### PROBLEM
From the listing below, return every line with the string "image" in it.

### TASK DATA
──────────
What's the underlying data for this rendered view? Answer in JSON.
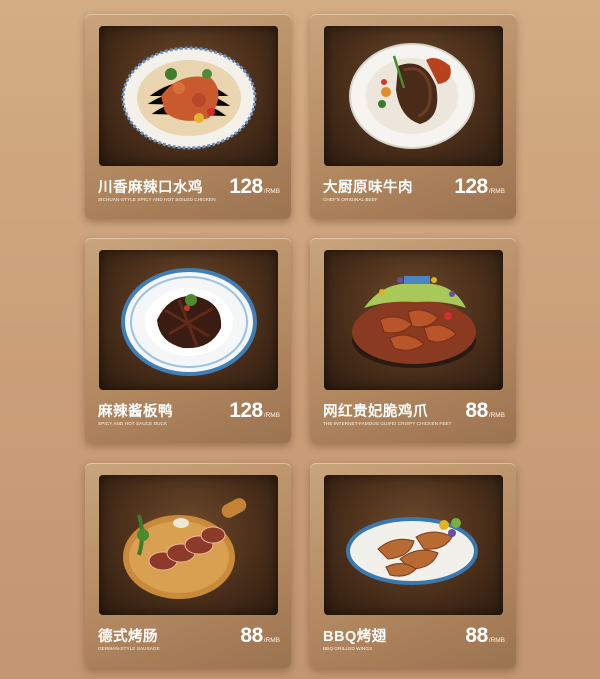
{
  "currency_unit": "/RMB",
  "dishes": [
    {
      "name": "川香麻辣口水鸡",
      "subtitle": "SICHUAN-STYLE SPICY AND HOT BOILED CHICKEN",
      "price": "128",
      "image": "spicy-chicken-dish-photo"
    },
    {
      "name": "大厨原味牛肉",
      "subtitle": "CHEF'S ORIGINAL BEEF",
      "price": "128",
      "image": "original-beef-dish-photo"
    },
    {
      "name": "麻辣酱板鸭",
      "subtitle": "SPICY AND HOT SAUCE DUCK",
      "price": "128",
      "image": "sauce-duck-dish-photo"
    },
    {
      "name": "网红贵妃脆鸡爪",
      "subtitle": "THE INTERNET-FAMOUS GUIFEI CRISPY CHICKEN FEET",
      "price": "88",
      "image": "crispy-chicken-feet-dish-photo"
    },
    {
      "name": "德式烤肠",
      "subtitle": "GERMAN-STYLE SAUSAGE",
      "price": "88",
      "image": "german-sausage-dish-photo"
    },
    {
      "name": "BBQ烤翅",
      "subtitle": "BBQ GRILLED WINGS",
      "price": "88",
      "image": "bbq-wings-dish-photo"
    }
  ]
}
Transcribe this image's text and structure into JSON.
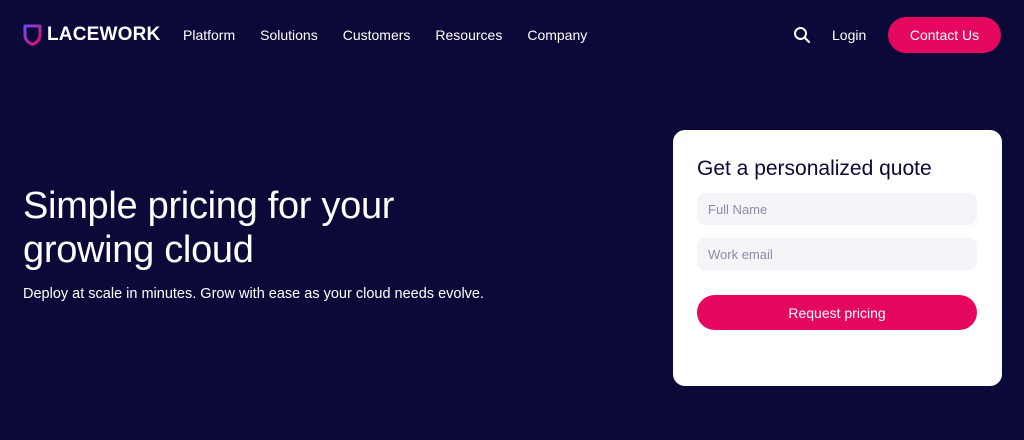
{
  "brand": {
    "name": "LACEWORK",
    "logo_icon": "shield-logo-icon",
    "logo_colors": [
      "#6d4cf5",
      "#e6085f"
    ]
  },
  "nav": {
    "items": [
      {
        "label": "Platform"
      },
      {
        "label": "Solutions"
      },
      {
        "label": "Customers"
      },
      {
        "label": "Resources"
      },
      {
        "label": "Company"
      }
    ],
    "search_icon": "search-icon",
    "login_label": "Login",
    "contact_label": "Contact Us"
  },
  "hero": {
    "title": "Simple pricing for your growing cloud",
    "subtitle": "Deploy at scale in minutes. Grow with ease as your cloud needs evolve."
  },
  "quote_form": {
    "title": "Get a personalized quote",
    "full_name": {
      "value": "",
      "placeholder": "Full Name"
    },
    "work_email": {
      "value": "",
      "placeholder": "Work email"
    },
    "submit_label": "Request pricing"
  },
  "colors": {
    "background": "#0b0938",
    "accent": "#e6085f",
    "card": "#ffffff",
    "input_bg": "#f4f5f9"
  }
}
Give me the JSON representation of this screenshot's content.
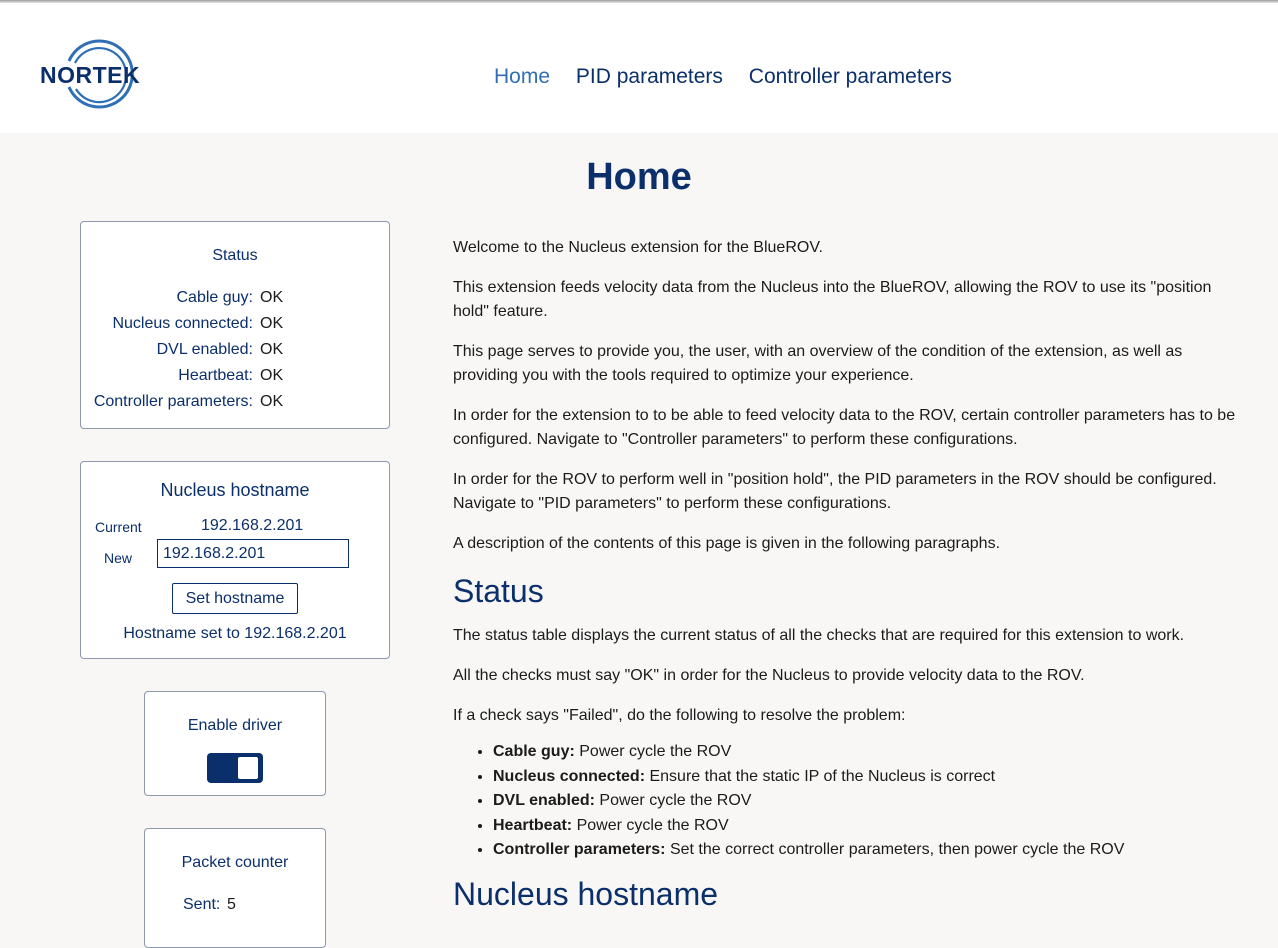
{
  "brand": {
    "name": "NORTEK"
  },
  "nav": [
    {
      "label": "Home",
      "active": true
    },
    {
      "label": "PID parameters",
      "active": false
    },
    {
      "label": "Controller parameters",
      "active": false
    }
  ],
  "page_title": "Home",
  "status_panel": {
    "title": "Status",
    "rows": [
      {
        "label": "Cable guy:",
        "value": "OK"
      },
      {
        "label": "Nucleus connected:",
        "value": "OK"
      },
      {
        "label": "DVL enabled:",
        "value": "OK"
      },
      {
        "label": "Heartbeat:",
        "value": "OK"
      },
      {
        "label": "Controller parameters:",
        "value": "OK"
      }
    ]
  },
  "hostname_panel": {
    "title": "Nucleus hostname",
    "current_label": "Current",
    "current_value": "192.168.2.201",
    "new_label": "New",
    "new_value": "192.168.2.201",
    "button_label": "Set hostname",
    "message": "Hostname set to 192.168.2.201"
  },
  "driver_panel": {
    "title": "Enable driver",
    "enabled": true
  },
  "packet_panel": {
    "title": "Packet counter",
    "sent_label": "Sent:",
    "sent_value": "5"
  },
  "content": {
    "intro": [
      "Welcome to the Nucleus extension for the BlueROV.",
      "This extension feeds velocity data from the Nucleus into the BlueROV, allowing the ROV to use its \"position hold\" feature.",
      "This page serves to provide you, the user, with an overview of the condition of the extension, as well as providing you with the tools required to optimize your experience.",
      "In order for the extension to to be able to feed velocity data to the ROV, certain controller parameters has to be configured. Navigate to \"Controller parameters\" to perform these configurations.",
      "In order for the ROV to perform well in \"position hold\", the PID parameters in the ROV should be configured. Navigate to \"PID parameters\" to perform these configurations.",
      "A description of the contents of this page is given in the following paragraphs."
    ],
    "status_heading": "Status",
    "status_paragraphs": [
      "The status table displays the current status of all the checks that are required for this extension to work.",
      "All the checks must say \"OK\" in order for the Nucleus to provide velocity data to the ROV.",
      "If a check says \"Failed\", do the following to resolve the problem:"
    ],
    "status_fixes": [
      {
        "term": "Cable guy:",
        "desc": " Power cycle the ROV"
      },
      {
        "term": "Nucleus connected:",
        "desc": " Ensure that the static IP of the Nucleus is correct"
      },
      {
        "term": "DVL enabled:",
        "desc": " Power cycle the ROV"
      },
      {
        "term": "Heartbeat:",
        "desc": " Power cycle the ROV"
      },
      {
        "term": "Controller parameters:",
        "desc": " Set the correct controller parameters, then power cycle the ROV"
      }
    ],
    "hostname_heading": "Nucleus hostname"
  },
  "colors": {
    "navy": "#0b2f6b",
    "accent": "#2f6fb5",
    "background": "#f8f7f6"
  }
}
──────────
### TASK ANSWER
      "image": "spicy-chicken-dish-photo"
      "image": "original-beef-dish-photo"
      "image": "sauce-duck-dish-photo"
      "image": "crispy-chicken-feet-dish-photo"
      "image": "german-sausage-dish-photo"
      "image": "bbq-wings-dish-photo"
Transcribe this image's text and structure into JSON.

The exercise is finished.